**Record set**:
========
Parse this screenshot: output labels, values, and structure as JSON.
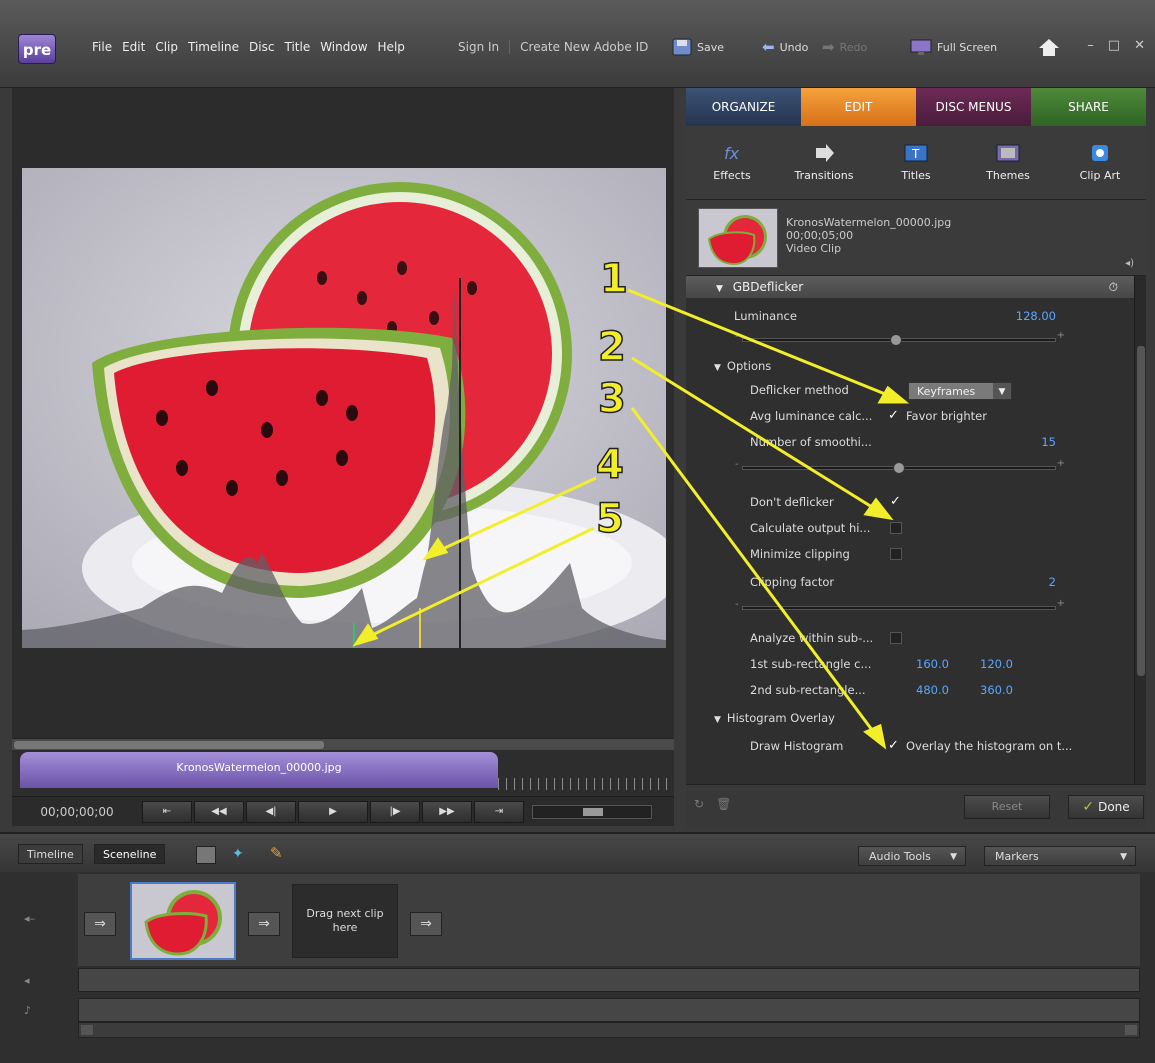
{
  "app": {
    "logo": "pre",
    "menu": [
      "File",
      "Edit",
      "Clip",
      "Timeline",
      "Disc",
      "Title",
      "Window",
      "Help"
    ],
    "sign_in": "Sign In",
    "create_id": "Create New Adobe ID",
    "save": "Save",
    "undo": "Undo",
    "redo": "Redo",
    "fullscreen": "Full Screen"
  },
  "tabs": [
    "ORGANIZE",
    "EDIT",
    "DISC MENUS",
    "SHARE"
  ],
  "tools": [
    "Effects",
    "Transitions",
    "Titles",
    "Themes",
    "Clip Art"
  ],
  "clip": {
    "name": "KronosWatermelon_00000.jpg",
    "duration": "00;00;05;00",
    "type": "Video Clip"
  },
  "effect": {
    "name": "GBDeflicker",
    "luminance_label": "Luminance",
    "luminance_value": "128.00",
    "luminance_level": 0.5,
    "options_label": "Options",
    "method_label": "Deflicker method",
    "method_value": "Keyframes",
    "avg_label": "Avg luminance calc...",
    "favor_brighter": "Favor brighter",
    "smoothing_label": "Number of smoothi...",
    "smoothing_value": "15",
    "smoothing_level": 0.5,
    "dont_deflicker": "Don't deflicker",
    "calc_output": "Calculate output hi...",
    "minimize_clipping": "Minimize clipping",
    "clipping_label": "Clipping factor",
    "clipping_value": "2",
    "analyze_label": "Analyze within sub-...",
    "rect1_label": "1st sub-rectangle c...",
    "rect1_x": "160.0",
    "rect1_y": "120.0",
    "rect2_label": "2nd sub-rectangle...",
    "rect2_x": "480.0",
    "rect2_y": "360.0",
    "histogram_label": "Histogram Overlay",
    "draw_histogram": "Draw Histogram",
    "overlay_text": "Overlay the histogram on t..."
  },
  "footer": {
    "reset": "Reset",
    "done": "Done"
  },
  "monitor": {
    "timecode": "00;00;00;00",
    "clip_label": "KronosWatermelon_00000.jpg"
  },
  "bottom": {
    "tab_timeline": "Timeline",
    "tab_sceneline": "Sceneline",
    "audio_tools": "Audio Tools",
    "markers": "Markers",
    "drag_next": "Drag next clip here"
  },
  "annotations": [
    "1",
    "2",
    "3",
    "4",
    "5"
  ],
  "colors": {
    "accent_edit": "#e98b2a",
    "value_blue": "#5aa6ff",
    "annotation_yellow": "#f2ee2a"
  }
}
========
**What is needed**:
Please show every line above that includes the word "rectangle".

**Answer to this exercise**:
    "rect1_label": "1st sub-rectangle c...",
    "rect2_label": "2nd sub-rectangle...",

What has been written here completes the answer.